On the positive side, the H.R. 2 allows for increased funding through USAID to the Global Crop Diversity Trust, which ASTA supports.
Title V: Crop Insurance. Regarding crop insurance, DeMarchi says ASTA wants to ensure that crop insurance doesn’t hinder the use of cover crops. Language specific to cover crops was not included in the House farm bill, but we are hopeful it will be included in the Senate’s version, she says.
Currently, the cover crop guidelines from the Natural Resources Conservation Service (NRCS) controls termination timelines, which can create a conflict with planting and therefore crop insurance. The goal is to make sure that farmers’ ability to use cover crops to improve soil health is not limited by USDA program requirements.

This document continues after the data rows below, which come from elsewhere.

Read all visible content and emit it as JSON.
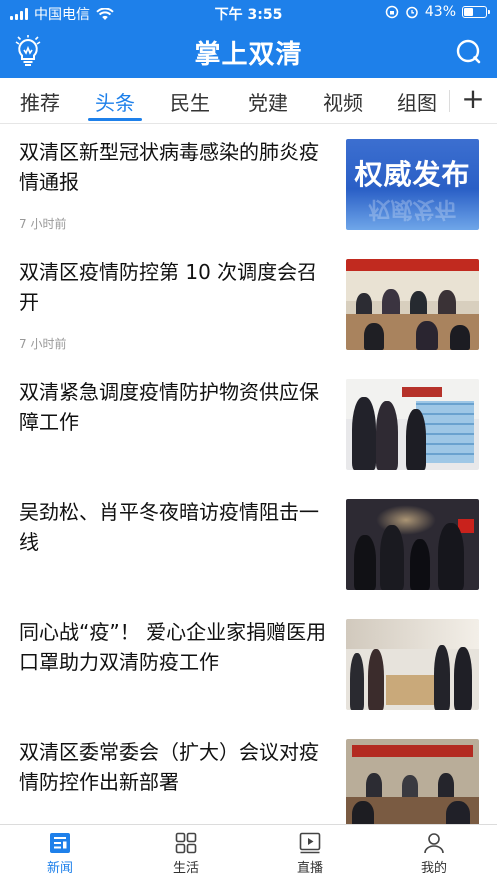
{
  "status_bar": {
    "carrier": "中国电信",
    "time": "下午 3:55",
    "battery_text": "43%",
    "battery_level": 0.43
  },
  "app_bar": {
    "title": "掌上双清",
    "left_icon": "lightbulb-icon",
    "right_icon": "search-icon"
  },
  "tabs": {
    "items": [
      {
        "label": "推荐"
      },
      {
        "label": "头条"
      },
      {
        "label": "民生"
      },
      {
        "label": "党建"
      },
      {
        "label": "视频"
      },
      {
        "label": "组图"
      }
    ],
    "active": "头条",
    "add_label": "+"
  },
  "feed": {
    "items": [
      {
        "title": "双清区新型冠状病毒感染的肺炎疫情通报",
        "time": "7 小时前",
        "thumb_text": "权威发布"
      },
      {
        "title": "双清区疫情防控第 10 次调度会召开",
        "time": "7 小时前",
        "thumb_text": ""
      },
      {
        "title": "双清紧急调度疫情防护物资供应保障工作",
        "time": "",
        "thumb_text": ""
      },
      {
        "title": "吴劲松、肖平冬夜暗访疫情阻击一线",
        "time": "",
        "thumb_text": ""
      },
      {
        "title": "同心战“疫”！ 爱心企业家捐赠医用口罩助力双清防疫工作",
        "time": "",
        "thumb_text": ""
      },
      {
        "title": "双清区委常委会（扩大）会议对疫情防控作出新部署",
        "time": "",
        "thumb_text": ""
      }
    ]
  },
  "bottom_nav": {
    "items": [
      {
        "label": "新闻",
        "icon": "news-icon"
      },
      {
        "label": "生活",
        "icon": "grid-icon"
      },
      {
        "label": "直播",
        "icon": "play-icon"
      },
      {
        "label": "我的",
        "icon": "user-icon"
      }
    ],
    "active": "新闻"
  },
  "colors": {
    "brand": "#1e80ea",
    "text": "#111111",
    "muted": "#999999"
  }
}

Title VII: Research, Extension, and Related Matters. This title includes funding for the Foundation for Food and Agriculture Research (FFAR). The 2014 Farm Bill saw a mandatory $200 million put toward this program, which ASTA supports. The House version does not include funding for FFAR, but DeMarchi is hopeful the Senate version will.
However, the House version does authorize $30 million to a new “Ag Genome to Phenome” project.

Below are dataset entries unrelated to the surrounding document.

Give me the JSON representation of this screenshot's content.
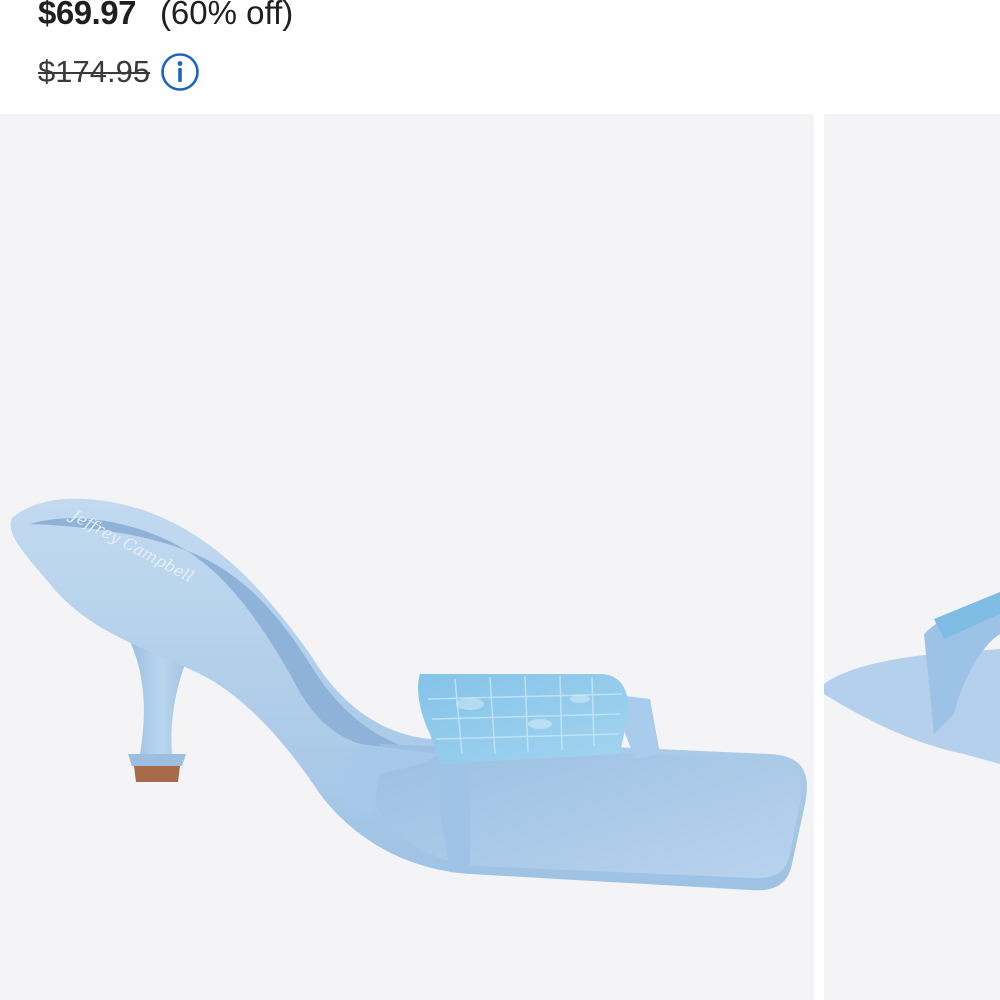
{
  "product": {
    "sale_price": "$69.97",
    "discount": "(60% off)",
    "original_price": "$174.95",
    "info_icon": "info-circle-icon"
  },
  "gallery": {
    "main_image_alt": "Light blue satin square-toe mule sandal with resin tile strap",
    "insole_brand": "Jeffrey Campbell",
    "next_image_alt": "Light blue sandal alternate view"
  },
  "colors": {
    "accent": "#1e63c4",
    "background": "#f4f4f6",
    "satin": "#a9c9e8"
  }
}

Title IX: Horticulture. In this title, DeMarchi says there are a few things ASTA has been watching and working on. The House farm bill includes language supporting the development of a regulatory framework for biostimulants and creates a definition. “We see this as a technology that holds a lot of promise,” DeMarchi says.
“As it is written, Title IX would require that the Secretary of Agriculture, in consultation with the Environmental Protection Agency administrator, write a report on how to best improve policies around gene editing and plant breeding innovation,” DeMarchi says. “This is also a good thing.”
The Horticulture title also expands coverage of the Plant Variety Protection Act to include asexually propagated material, also a good thing. This includes language that will better align the United States with the international system and expand protections for flowers and other asexually propagated material.
The House version includes language instructing USDA to increase and carryout a national science-based campaign about technology as it relates to food.
For now, the House Agriculture Committee will go back to the drawing board. ASTA will continue its work to ensure the interests of the seed industry are represented. The deadline to pass a farm bill is Sept. 30.